Copy each line below holding "text".
── Data extracts ──
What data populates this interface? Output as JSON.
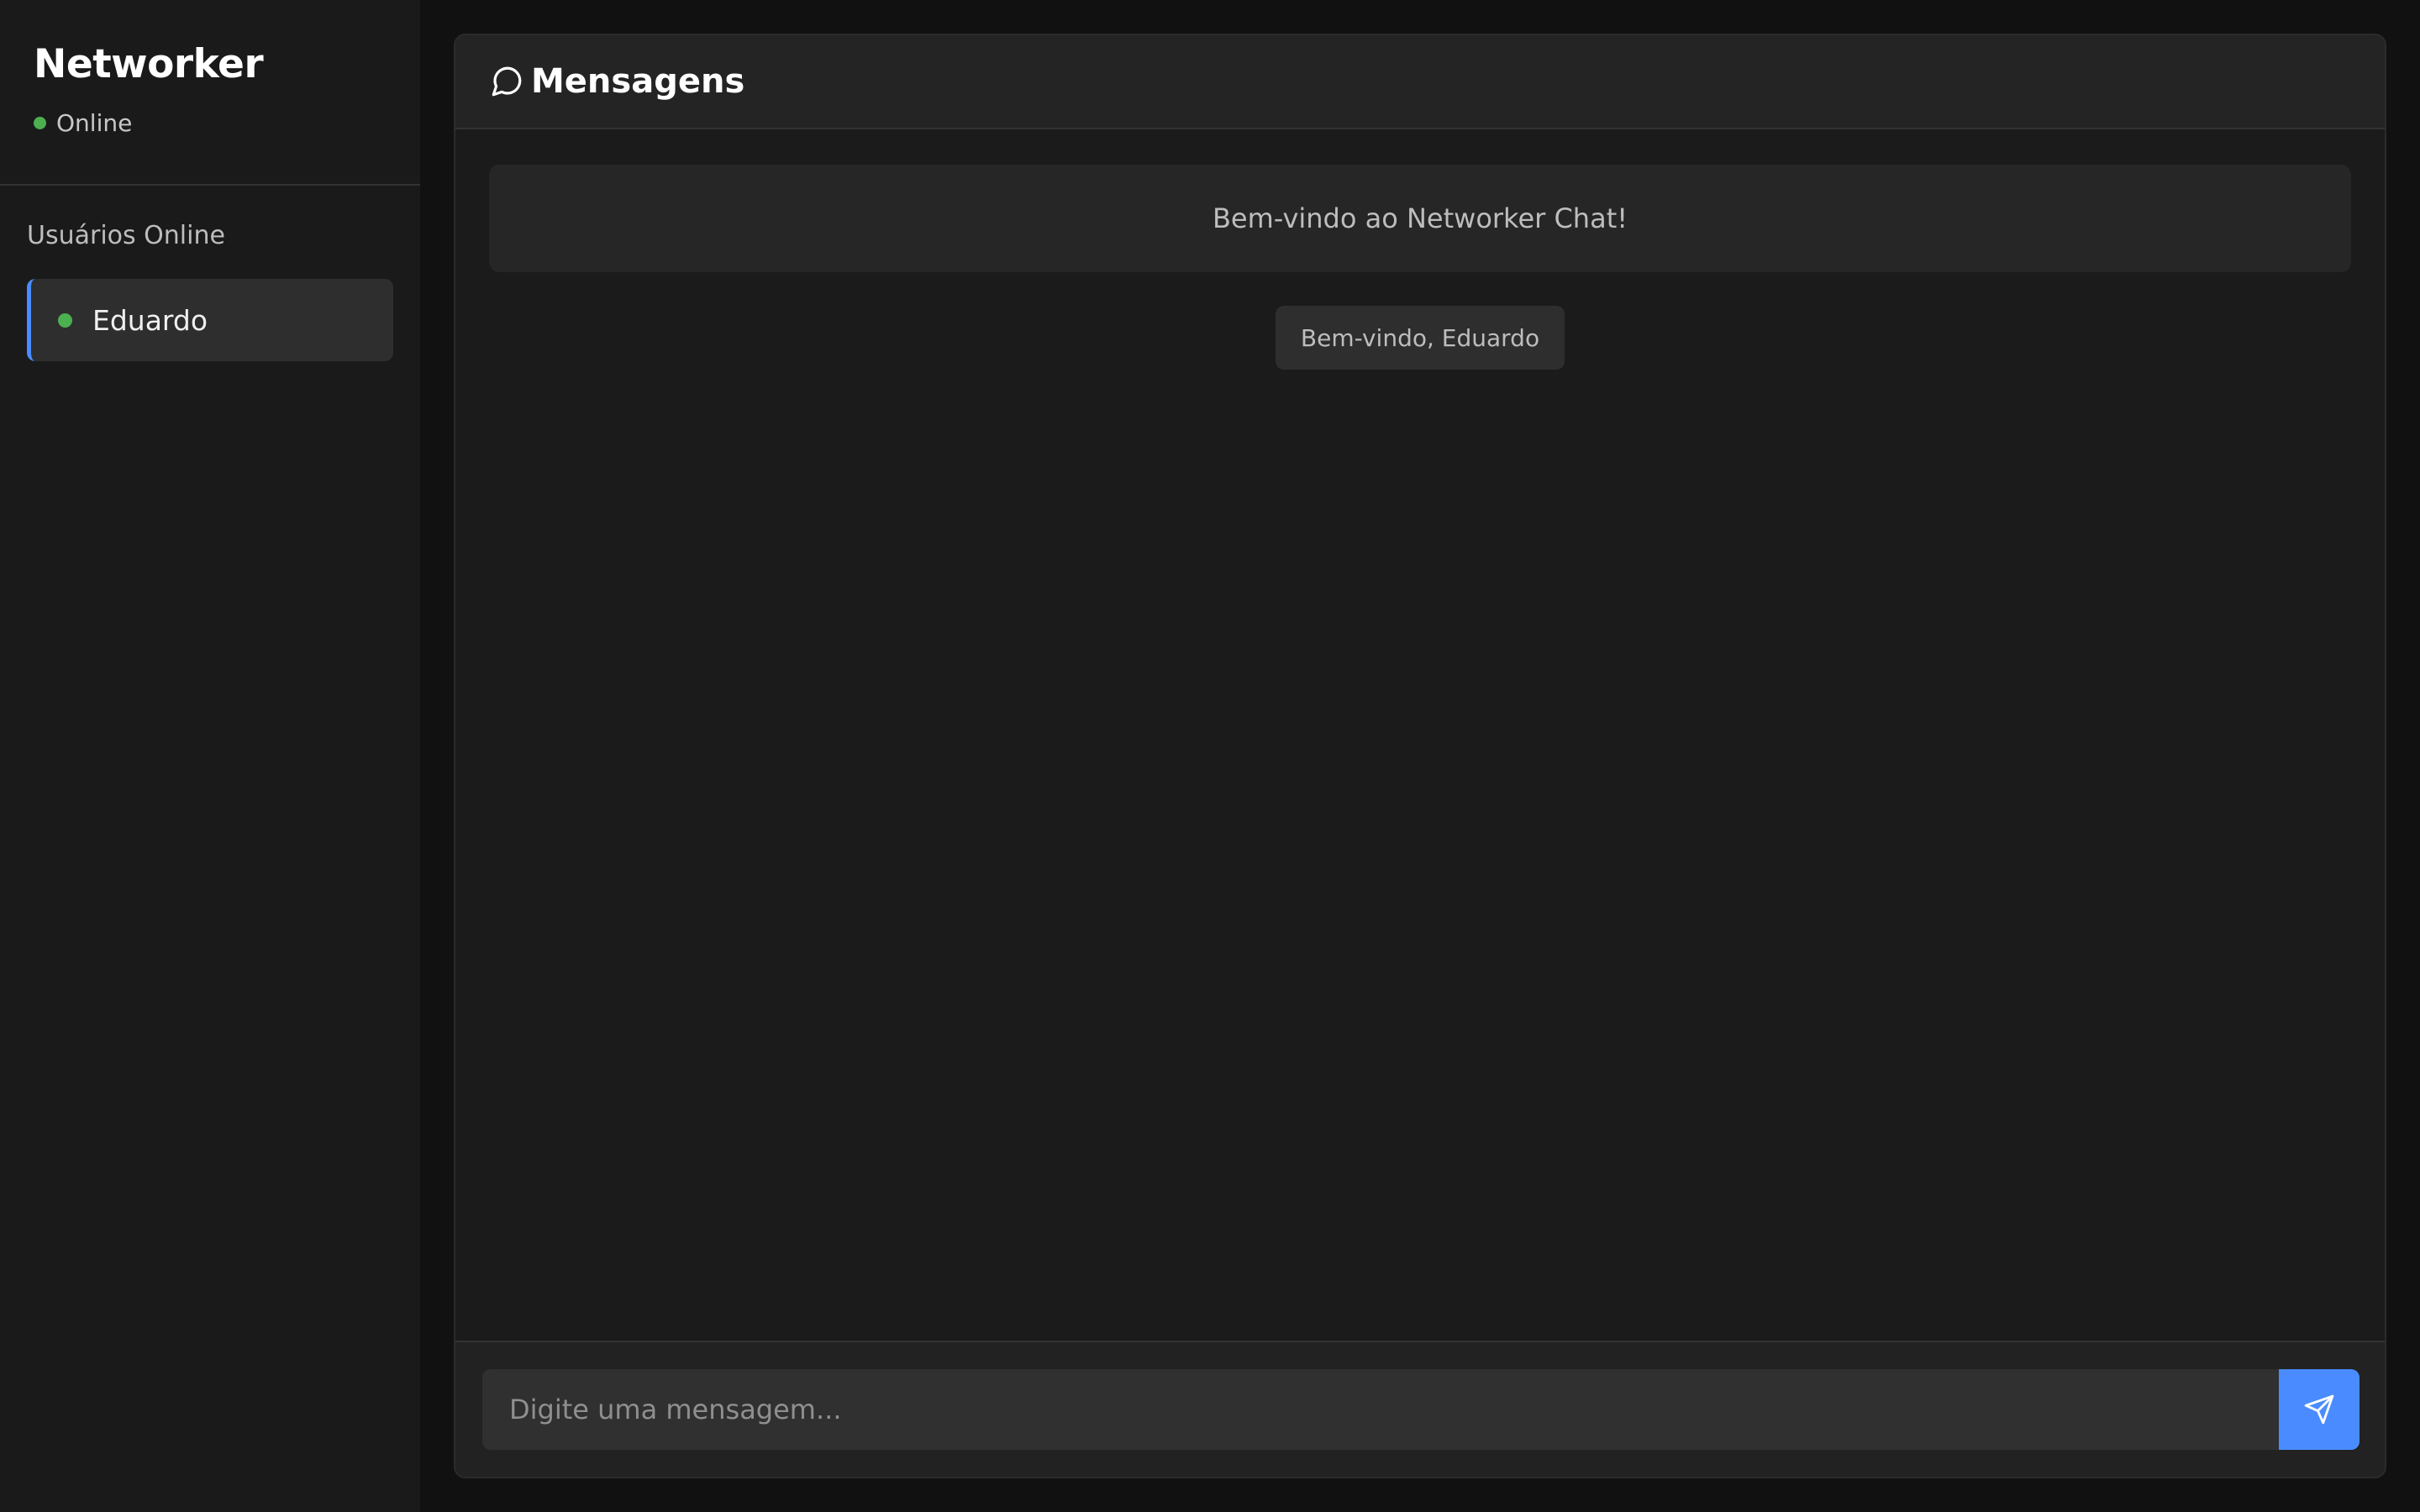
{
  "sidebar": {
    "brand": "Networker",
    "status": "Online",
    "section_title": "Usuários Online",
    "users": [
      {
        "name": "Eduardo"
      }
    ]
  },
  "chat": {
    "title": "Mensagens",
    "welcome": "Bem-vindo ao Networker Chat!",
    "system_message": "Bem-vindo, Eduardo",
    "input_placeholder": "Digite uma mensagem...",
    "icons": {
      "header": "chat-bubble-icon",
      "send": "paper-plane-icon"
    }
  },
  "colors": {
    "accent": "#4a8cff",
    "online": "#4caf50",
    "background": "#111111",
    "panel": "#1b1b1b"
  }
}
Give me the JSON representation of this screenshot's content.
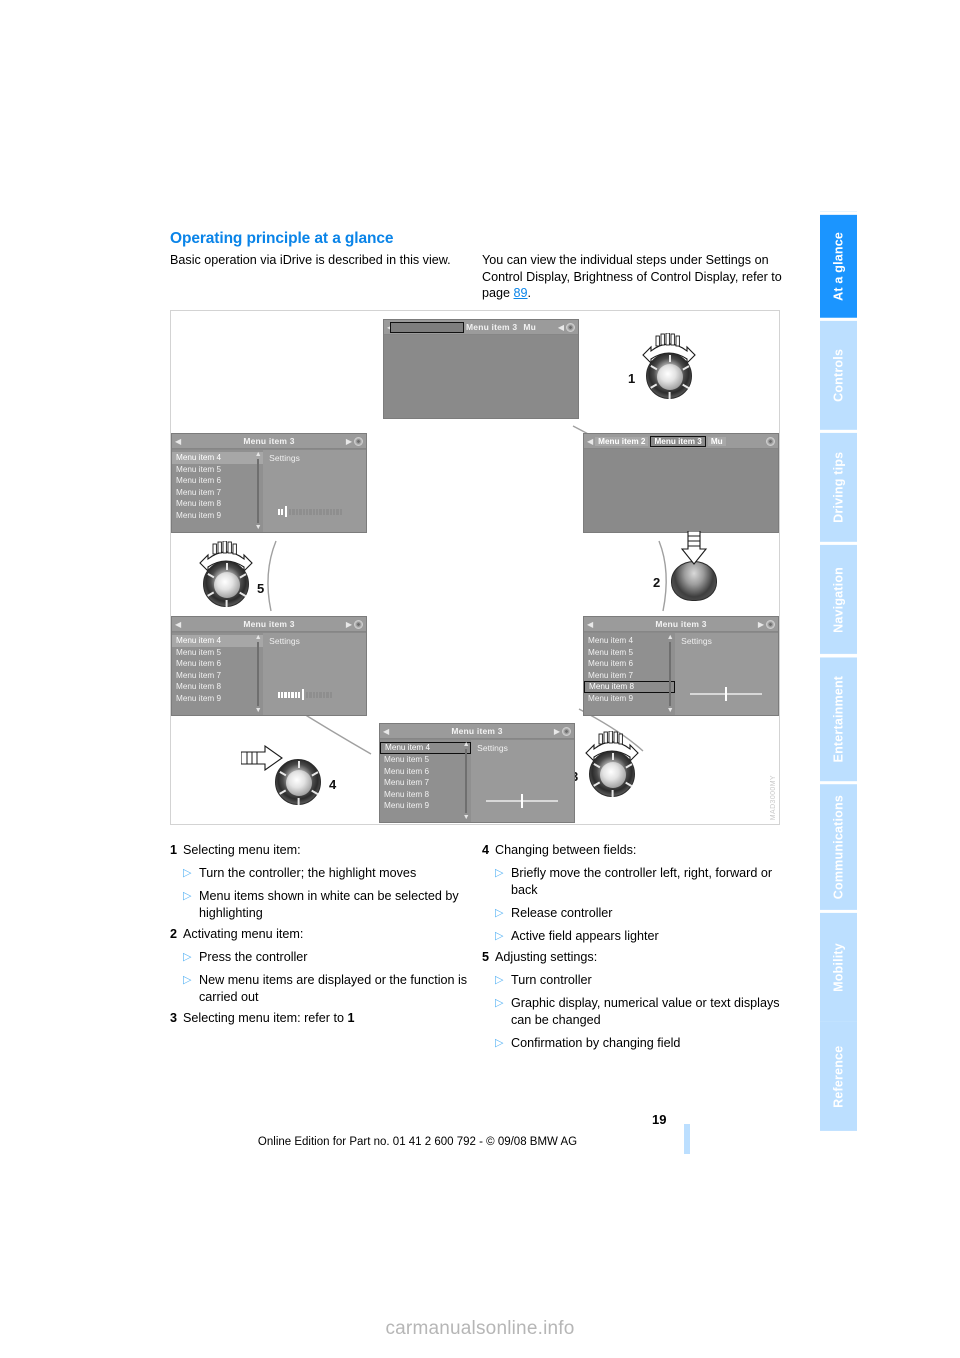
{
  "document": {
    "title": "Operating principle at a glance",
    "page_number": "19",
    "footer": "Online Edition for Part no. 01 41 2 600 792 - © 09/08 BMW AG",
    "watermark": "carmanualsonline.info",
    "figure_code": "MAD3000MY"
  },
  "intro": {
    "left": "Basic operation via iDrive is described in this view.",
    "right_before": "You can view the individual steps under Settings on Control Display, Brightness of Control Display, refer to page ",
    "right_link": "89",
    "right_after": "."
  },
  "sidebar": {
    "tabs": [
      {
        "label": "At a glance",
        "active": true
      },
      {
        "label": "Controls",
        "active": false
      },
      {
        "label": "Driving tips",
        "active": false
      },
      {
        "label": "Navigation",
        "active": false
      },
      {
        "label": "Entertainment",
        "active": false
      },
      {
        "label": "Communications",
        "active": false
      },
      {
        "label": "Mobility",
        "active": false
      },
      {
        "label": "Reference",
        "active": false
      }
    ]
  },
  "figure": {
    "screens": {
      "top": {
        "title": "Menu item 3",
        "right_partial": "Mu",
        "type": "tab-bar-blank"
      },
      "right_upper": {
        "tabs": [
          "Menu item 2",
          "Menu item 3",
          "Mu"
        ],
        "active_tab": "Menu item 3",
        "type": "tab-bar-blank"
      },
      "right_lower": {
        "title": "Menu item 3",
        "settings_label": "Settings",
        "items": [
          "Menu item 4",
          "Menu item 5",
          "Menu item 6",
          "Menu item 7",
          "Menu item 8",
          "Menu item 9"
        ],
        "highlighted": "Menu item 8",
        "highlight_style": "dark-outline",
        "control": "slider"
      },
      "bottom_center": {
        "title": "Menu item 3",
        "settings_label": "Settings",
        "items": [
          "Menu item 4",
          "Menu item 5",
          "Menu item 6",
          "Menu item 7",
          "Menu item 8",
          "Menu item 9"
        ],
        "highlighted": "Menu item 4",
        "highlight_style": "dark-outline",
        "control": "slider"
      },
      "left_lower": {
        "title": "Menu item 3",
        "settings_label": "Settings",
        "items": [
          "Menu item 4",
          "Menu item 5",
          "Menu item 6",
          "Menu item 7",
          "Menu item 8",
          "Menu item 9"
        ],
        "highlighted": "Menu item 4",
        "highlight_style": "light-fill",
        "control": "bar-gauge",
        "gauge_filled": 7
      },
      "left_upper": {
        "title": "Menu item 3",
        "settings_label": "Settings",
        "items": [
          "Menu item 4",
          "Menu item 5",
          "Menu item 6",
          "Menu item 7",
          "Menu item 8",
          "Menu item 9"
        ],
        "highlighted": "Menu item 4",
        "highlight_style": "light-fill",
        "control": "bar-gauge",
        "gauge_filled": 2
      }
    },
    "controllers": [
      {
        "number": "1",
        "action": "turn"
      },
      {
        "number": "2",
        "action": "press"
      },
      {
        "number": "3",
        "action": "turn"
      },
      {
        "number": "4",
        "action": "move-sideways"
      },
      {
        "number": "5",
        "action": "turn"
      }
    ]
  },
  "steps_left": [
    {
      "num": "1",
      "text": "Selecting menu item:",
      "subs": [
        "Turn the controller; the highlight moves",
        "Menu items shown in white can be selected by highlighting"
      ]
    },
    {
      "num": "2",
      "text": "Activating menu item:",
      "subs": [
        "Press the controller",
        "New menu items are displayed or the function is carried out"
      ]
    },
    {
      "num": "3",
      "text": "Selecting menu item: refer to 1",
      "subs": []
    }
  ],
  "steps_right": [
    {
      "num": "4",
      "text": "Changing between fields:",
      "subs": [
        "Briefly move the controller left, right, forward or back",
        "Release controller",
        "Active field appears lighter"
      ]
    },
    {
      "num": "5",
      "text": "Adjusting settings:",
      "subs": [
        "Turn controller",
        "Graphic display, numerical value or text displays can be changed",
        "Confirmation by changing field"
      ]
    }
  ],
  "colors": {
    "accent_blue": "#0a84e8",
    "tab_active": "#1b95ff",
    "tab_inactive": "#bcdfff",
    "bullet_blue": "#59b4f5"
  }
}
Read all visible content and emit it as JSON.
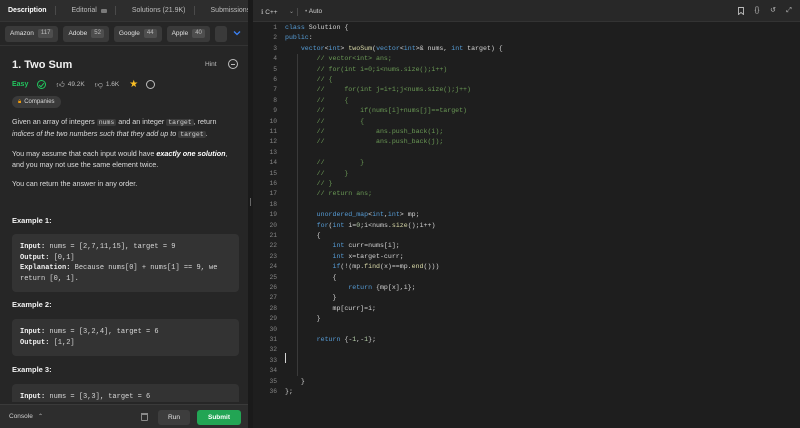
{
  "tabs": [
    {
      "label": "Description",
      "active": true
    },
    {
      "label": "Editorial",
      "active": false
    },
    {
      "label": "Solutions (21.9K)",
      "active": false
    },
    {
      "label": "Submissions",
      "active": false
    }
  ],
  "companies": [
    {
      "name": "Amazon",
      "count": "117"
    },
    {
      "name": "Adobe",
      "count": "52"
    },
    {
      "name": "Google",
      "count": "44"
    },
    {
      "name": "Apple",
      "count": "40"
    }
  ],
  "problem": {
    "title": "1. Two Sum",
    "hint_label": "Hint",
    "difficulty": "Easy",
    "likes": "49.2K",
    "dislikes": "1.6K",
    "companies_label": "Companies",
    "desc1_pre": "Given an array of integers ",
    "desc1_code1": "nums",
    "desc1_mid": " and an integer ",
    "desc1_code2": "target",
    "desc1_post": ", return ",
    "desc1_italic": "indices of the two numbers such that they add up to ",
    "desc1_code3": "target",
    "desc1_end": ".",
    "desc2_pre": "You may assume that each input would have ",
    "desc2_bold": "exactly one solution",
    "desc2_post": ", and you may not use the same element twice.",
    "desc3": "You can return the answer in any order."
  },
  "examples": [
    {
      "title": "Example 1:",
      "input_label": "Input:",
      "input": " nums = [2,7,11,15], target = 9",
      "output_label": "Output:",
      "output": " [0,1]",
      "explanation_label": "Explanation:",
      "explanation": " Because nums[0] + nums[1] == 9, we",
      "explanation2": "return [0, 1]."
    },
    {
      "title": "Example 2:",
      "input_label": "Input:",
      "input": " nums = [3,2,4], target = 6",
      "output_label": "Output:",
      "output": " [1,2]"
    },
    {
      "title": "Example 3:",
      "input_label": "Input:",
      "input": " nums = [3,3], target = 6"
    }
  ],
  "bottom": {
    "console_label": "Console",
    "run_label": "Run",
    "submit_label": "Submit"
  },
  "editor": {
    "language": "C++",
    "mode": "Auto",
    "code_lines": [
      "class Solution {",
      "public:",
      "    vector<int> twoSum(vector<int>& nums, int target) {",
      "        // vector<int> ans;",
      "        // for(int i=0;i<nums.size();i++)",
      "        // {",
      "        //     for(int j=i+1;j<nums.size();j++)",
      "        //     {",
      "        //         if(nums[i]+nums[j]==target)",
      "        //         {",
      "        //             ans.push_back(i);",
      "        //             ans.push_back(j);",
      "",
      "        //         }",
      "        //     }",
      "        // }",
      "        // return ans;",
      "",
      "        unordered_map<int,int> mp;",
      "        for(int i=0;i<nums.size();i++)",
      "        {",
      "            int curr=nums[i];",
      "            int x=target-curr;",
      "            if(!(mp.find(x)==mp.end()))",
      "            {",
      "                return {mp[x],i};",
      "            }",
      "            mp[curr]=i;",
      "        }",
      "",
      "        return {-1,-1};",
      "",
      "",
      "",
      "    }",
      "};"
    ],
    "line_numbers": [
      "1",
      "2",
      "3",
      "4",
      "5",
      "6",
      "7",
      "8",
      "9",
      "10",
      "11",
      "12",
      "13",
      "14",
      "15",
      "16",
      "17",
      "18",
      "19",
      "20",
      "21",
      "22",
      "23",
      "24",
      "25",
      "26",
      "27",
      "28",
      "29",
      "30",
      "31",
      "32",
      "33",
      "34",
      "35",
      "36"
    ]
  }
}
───
Written answer |
      "text": "Selecting menu item:",
      "text": "Activating menu item:",
      "text": "Selecting menu item: refer to 1",
      "text": "Changing between fields:",
      "text": "Adjusting settings:",
        "Graphic display, numerical value or text displays can be changed",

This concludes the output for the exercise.